> **Problem description**
Return all the lines below in which the string "devices" appears.

> **Available records**
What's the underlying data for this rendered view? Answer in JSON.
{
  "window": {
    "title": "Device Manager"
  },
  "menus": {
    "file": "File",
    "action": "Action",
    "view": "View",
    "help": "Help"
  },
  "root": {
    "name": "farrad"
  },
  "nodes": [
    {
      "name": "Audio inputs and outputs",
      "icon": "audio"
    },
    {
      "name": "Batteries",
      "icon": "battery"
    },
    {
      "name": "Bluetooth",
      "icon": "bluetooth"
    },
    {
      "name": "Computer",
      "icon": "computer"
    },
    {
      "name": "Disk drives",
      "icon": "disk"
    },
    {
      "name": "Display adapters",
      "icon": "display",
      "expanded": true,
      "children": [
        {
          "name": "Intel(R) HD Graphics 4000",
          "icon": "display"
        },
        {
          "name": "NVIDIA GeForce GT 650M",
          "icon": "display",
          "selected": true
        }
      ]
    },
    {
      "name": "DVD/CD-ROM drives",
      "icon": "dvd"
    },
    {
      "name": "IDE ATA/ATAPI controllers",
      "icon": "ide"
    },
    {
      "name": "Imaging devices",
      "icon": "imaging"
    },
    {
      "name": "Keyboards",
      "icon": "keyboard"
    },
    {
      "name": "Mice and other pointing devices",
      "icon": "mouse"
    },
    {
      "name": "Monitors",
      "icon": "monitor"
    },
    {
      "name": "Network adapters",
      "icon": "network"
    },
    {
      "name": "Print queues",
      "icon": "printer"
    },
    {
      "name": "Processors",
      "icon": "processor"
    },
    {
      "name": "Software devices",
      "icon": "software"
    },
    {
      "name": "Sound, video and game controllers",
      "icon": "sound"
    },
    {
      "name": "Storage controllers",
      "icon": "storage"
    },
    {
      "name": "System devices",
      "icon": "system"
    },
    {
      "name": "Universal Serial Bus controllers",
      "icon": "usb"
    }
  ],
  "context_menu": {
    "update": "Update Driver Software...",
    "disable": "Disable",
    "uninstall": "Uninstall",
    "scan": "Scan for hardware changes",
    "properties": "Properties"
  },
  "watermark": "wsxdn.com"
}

> **Reply to the task**
      "name": "Imaging devices",
      "name": "Mice and other pointing devices",
      "name": "Software devices",
      "name": "System devices",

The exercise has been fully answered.